They “publish contemporary poetry in the form of limited edition chapbooks. We like innovative, experimental and avante-garde poetry in particular.”  I am very grateful, and surprised, that Mark Cobley decided that poems made by my little poetry machine fitted, especially after reading the prose poems of Gareth Twose and Katherine Sowerby. Now I’m close to sending 32 poems off, well Thursday actually. I did start with a few more but realised some didn’t fit and others were just bad. If anyone wants a look to spot typos, grammar errors and so on drop we a line with your email address and I’ll wing it your way.



This year I thought it about time I approached some publishers about a pamphlet. I soon found out most weren’t taking on any new work but some were. Eventually, someone replied saying they like my work and if I could add some more poems over the summer they’d be happy to publish.
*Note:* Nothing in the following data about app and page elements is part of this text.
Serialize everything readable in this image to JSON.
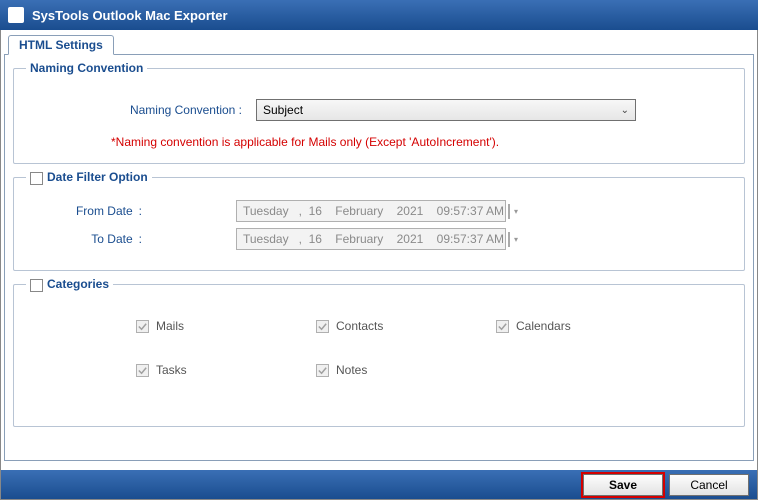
{
  "titlebar": {
    "app_name": "SysTools  Outlook Mac Exporter"
  },
  "tab": {
    "label": "HTML Settings"
  },
  "naming": {
    "legend": "Naming Convention",
    "label": "Naming Convention :",
    "selected": "Subject",
    "note": "*Naming convention is applicable for Mails only (Except 'AutoIncrement')."
  },
  "dateFilter": {
    "legend": "Date Filter Option",
    "from_label": "From Date",
    "to_label": "To Date",
    "from_value": "Tuesday   ,  16    February    2021    09:57:37 AM",
    "to_value": "Tuesday   ,  16    February    2021    09:57:37 AM"
  },
  "categories": {
    "legend": "Categories",
    "items": {
      "mails": "Mails",
      "contacts": "Contacts",
      "calendars": "Calendars",
      "tasks": "Tasks",
      "notes": "Notes"
    }
  },
  "footer": {
    "save": "Save",
    "cancel": "Cancel"
  }
}
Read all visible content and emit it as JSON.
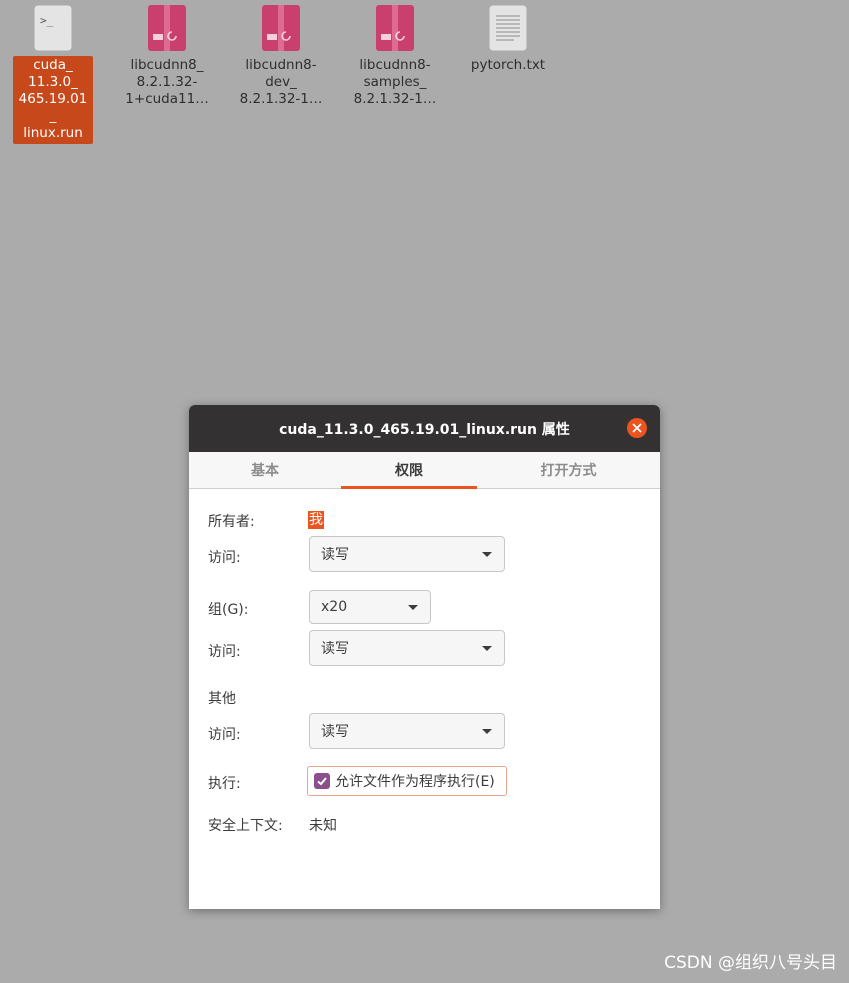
{
  "desktop": {
    "icons": [
      {
        "label": "cuda_\n11.3.0_\n465.19.01_\nlinux.run",
        "type": "terminal-script-icon",
        "selected": true
      },
      {
        "label": "libcudnn8_\n8.2.1.32-\n1+cuda11…",
        "type": "debian-package-icon",
        "selected": false
      },
      {
        "label": "libcudnn8-\ndev_\n8.2.1.32-1…",
        "type": "debian-package-icon",
        "selected": false
      },
      {
        "label": "libcudnn8-\nsamples_\n8.2.1.32-1…",
        "type": "debian-package-icon",
        "selected": false
      },
      {
        "label": "pytorch.txt",
        "type": "text-file-icon",
        "selected": false
      }
    ]
  },
  "dialog": {
    "title": "cuda_11.3.0_465.19.01_linux.run 属性",
    "tabs": [
      {
        "label": "基本",
        "active": false
      },
      {
        "label": "权限",
        "active": true
      },
      {
        "label": "打开方式",
        "active": false
      }
    ],
    "owner": {
      "label": "所有者:",
      "value": "我"
    },
    "owner_access": {
      "label": "访问:",
      "value": "读写"
    },
    "group": {
      "label": "组(G):",
      "value": "x20"
    },
    "group_access": {
      "label": "访问:",
      "value": "读写"
    },
    "others": {
      "heading": "其他"
    },
    "others_access": {
      "label": "访问:",
      "value": "读写"
    },
    "execute": {
      "label": "执行:",
      "checkbox_label": "允许文件作为程序执行(E)",
      "checked": true
    },
    "security_context": {
      "label": "安全上下文:",
      "value": "未知"
    }
  },
  "watermark": "CSDN @组织八号头目",
  "colors": {
    "accent": "#e95420",
    "selection": "#c7491b",
    "titlebar": "#333131",
    "checkbox": "#8b4f8c",
    "desktop_bg": "#ababab"
  }
}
So I must do that and think about cover image, biog, blurb and review (for the back cover) of DANTE CALLED YOU BEATRICE. So thanks to everyone who helped me get this far and especially to Carrie Etter (who set me thinking of a new form), Todd Swift (who introduced me to new poets and gave me encouragement), Greg Freeman (who’s been a good friend and enthusiastic about poetry in general) and David Cooke (for his encouragement). The inexpert photo blow is a cut-out by my friend Dick Boulton.SAMSUNG CAMERA PICTURES
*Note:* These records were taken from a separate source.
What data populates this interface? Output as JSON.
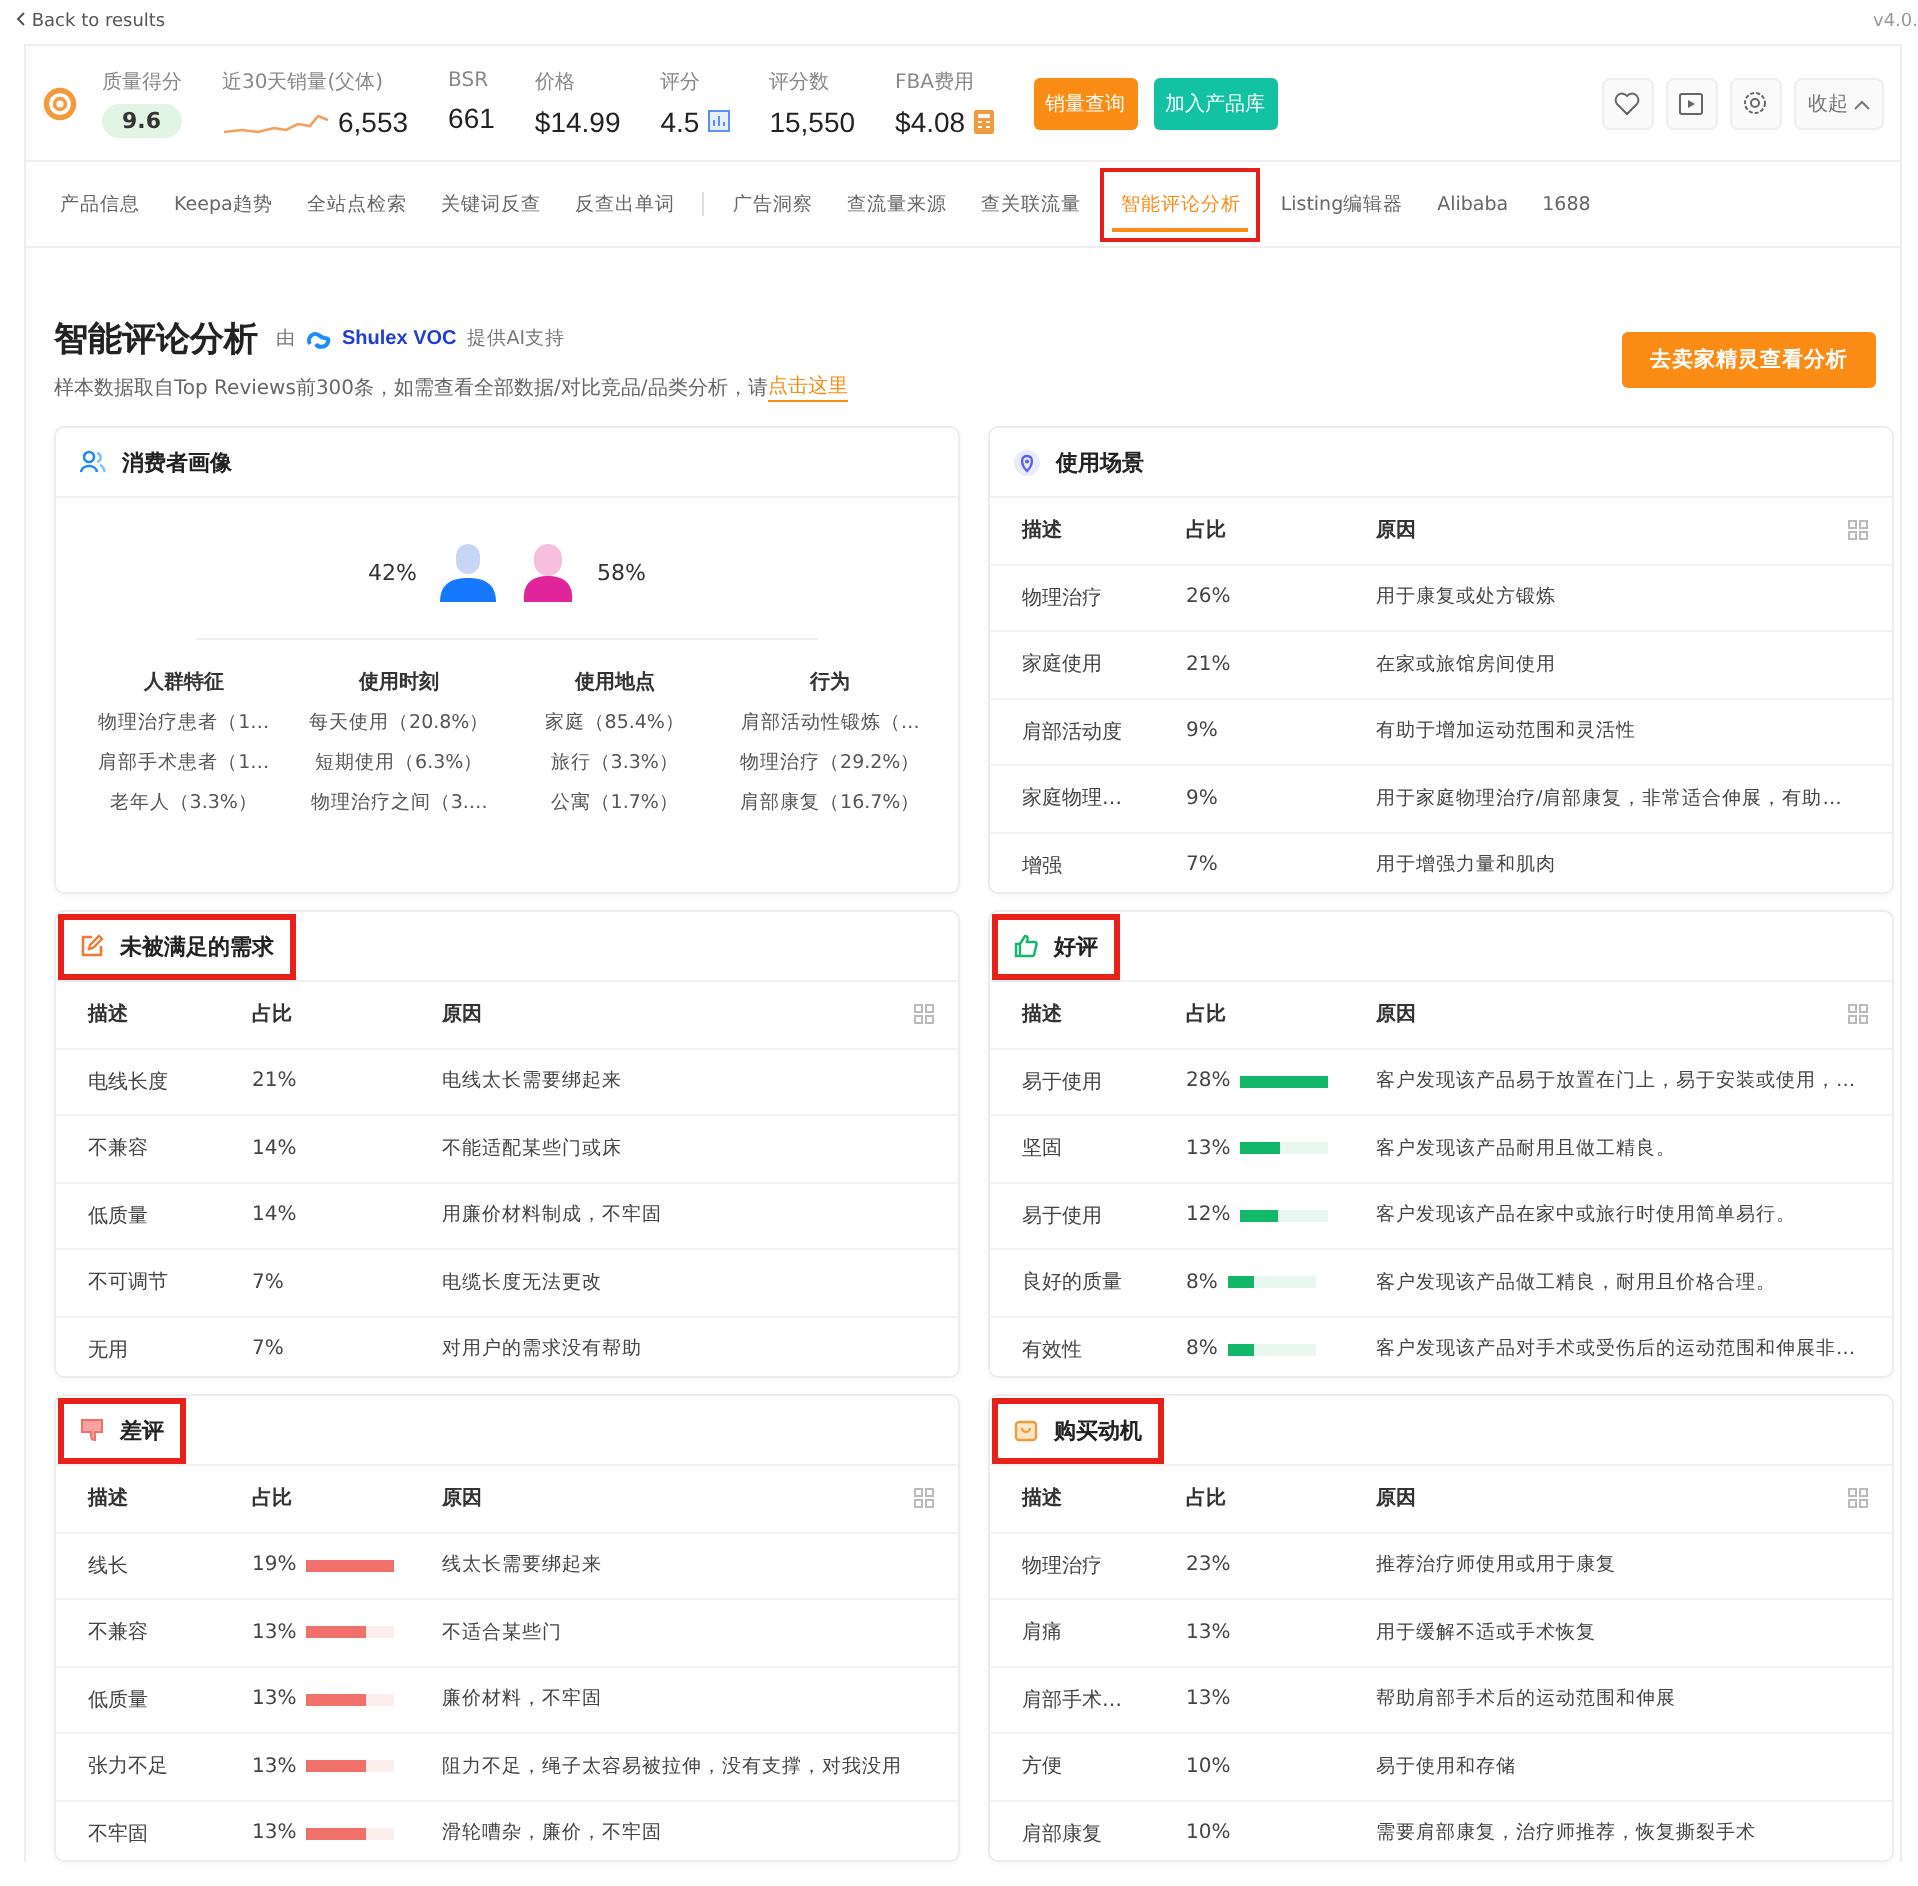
{
  "top_bar": {
    "back_link": "Back to results",
    "version": "v4.0."
  },
  "stats": [
    {
      "label": "质量得分",
      "value": "9.6",
      "kind": "badge"
    },
    {
      "label": "近30天销量(父体)",
      "value": "6,553",
      "kind": "sparkline"
    },
    {
      "label": "BSR",
      "value": "661",
      "kind": "plain"
    },
    {
      "label": "价格",
      "value": "$14.99",
      "kind": "plain"
    },
    {
      "label": "评分",
      "value": "4.5",
      "kind": "rating"
    },
    {
      "label": "评分数",
      "value": "15,550",
      "kind": "plain"
    },
    {
      "label": "FBA费用",
      "value": "$4.08",
      "kind": "calculator"
    }
  ],
  "action_buttons": [
    {
      "label": "销量查询",
      "color": "#fa8c16"
    },
    {
      "label": "加入产品库",
      "color": "#13c2a3"
    }
  ],
  "collapse_button": "收起",
  "tab_groups": [
    [
      {
        "label": "产品信息",
        "selected": false,
        "highlighted": false
      },
      {
        "label": "Keepa趋势",
        "selected": false,
        "highlighted": false
      },
      {
        "label": "全站点检索",
        "selected": false,
        "highlighted": false
      },
      {
        "label": "关键词反查",
        "selected": false,
        "highlighted": false
      },
      {
        "label": "反查出单词",
        "selected": false,
        "highlighted": false
      }
    ],
    [
      {
        "label": "广告洞察",
        "selected": false,
        "highlighted": false
      },
      {
        "label": "查流量来源",
        "selected": false,
        "highlighted": false
      },
      {
        "label": "查关联流量",
        "selected": false,
        "highlighted": false
      },
      {
        "label": "智能评论分析",
        "selected": true,
        "highlighted": true
      },
      {
        "label": "Listing编辑器",
        "selected": false,
        "highlighted": false
      },
      {
        "label": "Alibaba",
        "selected": false,
        "highlighted": false
      },
      {
        "label": "1688",
        "selected": false,
        "highlighted": false
      }
    ]
  ],
  "section": {
    "title": "智能评论分析",
    "by": "由",
    "brand": "Shulex VOC",
    "support": "提供AI支持",
    "note": "样本数据取自Top Reviews前300条，如需查看全部数据/对比竞品/品类分析，请",
    "note_link": "点击这里",
    "cta_button": "去卖家精灵查看分析"
  },
  "cards": [
    {
      "kind": "profile",
      "title": "消费者画像",
      "highlighted": false,
      "gender": [
        {
          "kind": "male",
          "share": "42%"
        },
        {
          "kind": "female",
          "share": "58%"
        }
      ],
      "columns": [
        {
          "heading": "人群特征",
          "items": [
            "物理治疗患者（1…",
            "肩部手术患者（1…",
            "老年人（3.3%）"
          ]
        },
        {
          "heading": "使用时刻",
          "items": [
            "每天使用（20.8%）",
            "短期使用（6.3%）",
            "物理治疗之间（3.…"
          ]
        },
        {
          "heading": "使用地点",
          "items": [
            "家庭（85.4%）",
            "旅行（3.3%）",
            "公寓（1.7%）"
          ]
        },
        {
          "heading": "行为",
          "items": [
            "肩部活动性锻炼（…",
            "物理治疗（29.2%）",
            "肩部康复（16.7%）"
          ]
        }
      ]
    },
    {
      "kind": "scenario",
      "title": "使用场景",
      "highlighted": false,
      "headers": [
        "描述",
        "占比",
        "原因"
      ],
      "rows": [
        {
          "description": "物理治疗",
          "share": "26%",
          "reason": "用于康复或处方锻炼"
        },
        {
          "description": "家庭使用",
          "share": "21%",
          "reason": "在家或旅馆房间使用"
        },
        {
          "description": "肩部活动度",
          "share": "9%",
          "reason": "有助于增加运动范围和灵活性"
        },
        {
          "description": "家庭物理…",
          "share": "9%",
          "reason": "用于家庭物理治疗/肩部康复，非常适合伸展，有助…"
        },
        {
          "description": "增强",
          "share": "7%",
          "reason": "用于增强力量和肌肉"
        }
      ]
    },
    {
      "kind": "unmet",
      "title": "未被满足的需求",
      "highlighted": true,
      "headers": [
        "描述",
        "占比",
        "原因"
      ],
      "rows": [
        {
          "description": "电线长度",
          "share": "21%",
          "reason": "电线太长需要绑起来"
        },
        {
          "description": "不兼容",
          "share": "14%",
          "reason": "不能适配某些门或床"
        },
        {
          "description": "低质量",
          "share": "14%",
          "reason": "用廉价材料制成，不牢固"
        },
        {
          "description": "不可调节",
          "share": "7%",
          "reason": "电缆长度无法更改"
        },
        {
          "description": "无用",
          "share": "7%",
          "reason": "对用户的需求没有帮助"
        }
      ]
    },
    {
      "kind": "positive",
      "title": "好评",
      "highlighted": true,
      "headers": [
        "描述",
        "占比",
        "原因"
      ],
      "rows": [
        {
          "description": "易于使用",
          "share": "28%",
          "level": 1,
          "reason": "客户发现该产品易于放置在门上，易于安装或使用，…"
        },
        {
          "description": "坚固",
          "share": "13%",
          "level": 0.46,
          "reason": "客户发现该产品耐用且做工精良。"
        },
        {
          "description": "易于使用",
          "share": "12%",
          "level": 0.43,
          "reason": "客户发现该产品在家中或旅行时使用简单易行。"
        },
        {
          "description": "良好的质量",
          "share": "8%",
          "level": 0.29,
          "reason": "客户发现该产品做工精良，耐用且价格合理。"
        },
        {
          "description": "有效性",
          "share": "8%",
          "level": 0.29,
          "reason": "客户发现该产品对手术或受伤后的运动范围和伸展非…"
        }
      ]
    },
    {
      "kind": "negative",
      "title": "差评",
      "highlighted": true,
      "headers": [
        "描述",
        "占比",
        "原因"
      ],
      "rows": [
        {
          "description": "线长",
          "share": "19%",
          "level": 1,
          "reason": "线太长需要绑起来"
        },
        {
          "description": "不兼容",
          "share": "13%",
          "level": 0.68,
          "reason": "不适合某些门"
        },
        {
          "description": "低质量",
          "share": "13%",
          "level": 0.68,
          "reason": "廉价材料，不牢固"
        },
        {
          "description": "张力不足",
          "share": "13%",
          "level": 0.68,
          "reason": "阻力不足，绳子太容易被拉伸，没有支撑，对我没用"
        },
        {
          "description": "不牢固",
          "share": "13%",
          "level": 0.68,
          "reason": "滑轮嘈杂，廉价，不牢固"
        }
      ]
    },
    {
      "kind": "motive",
      "title": "购买动机",
      "highlighted": true,
      "headers": [
        "描述",
        "占比",
        "原因"
      ],
      "rows": [
        {
          "description": "物理治疗",
          "share": "23%",
          "reason": "推荐治疗师使用或用于康复"
        },
        {
          "description": "肩痛",
          "share": "13%",
          "reason": "用于缓解不适或手术恢复"
        },
        {
          "description": "肩部手术…",
          "share": "13%",
          "reason": "帮助肩部手术后的运动范围和伸展"
        },
        {
          "description": "方便",
          "share": "10%",
          "reason": "易于使用和存储"
        },
        {
          "description": "肩部康复",
          "share": "10%",
          "reason": "需要肩部康复，治疗师推荐，恢复撕裂手术"
        }
      ]
    }
  ]
}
My Joy

Nunc Dimittis, James Laughlin

Little time now
and so much hasn’t
been put down as I
should have done it.
But does it matter?
It’s all been written
so well by my betters,
and what they wrote
has been my joy.

James was an heir of his family’s iron and steel business. He majored in Latin and Italian at Harvard and studies at Ezra Pound’s “Ezuversity”. In 1935 Pound persuaded the young man to give up his poetic ambitions and “do something useful,” like publishing. The result was New Directions who went on to publish WC Williams, Henry Miller, Dylan Thomas and Delmore Schwartz among others.”It is better,” James wrote, “to be read by eight hundred readers and be a good writer than be read by all the world and be Somerset Maugham.” I didn’t like poetry at school and only started reading it in my late 20s. My guide was Martin Seymour-Smith’s monumental “Guide to Modern World Literature” which introduced me to such stunning writers as Trakl, Vallejo and Mandelstam as well as the poetry of Spain, Italy and Eastern Europe. It’s impossible to compete with them so the joy lies in reading them. The only thing you can do as far as writing is concerned is be yourself and discover that maybe there is something only you can say. It has taken me a lifetime to get there.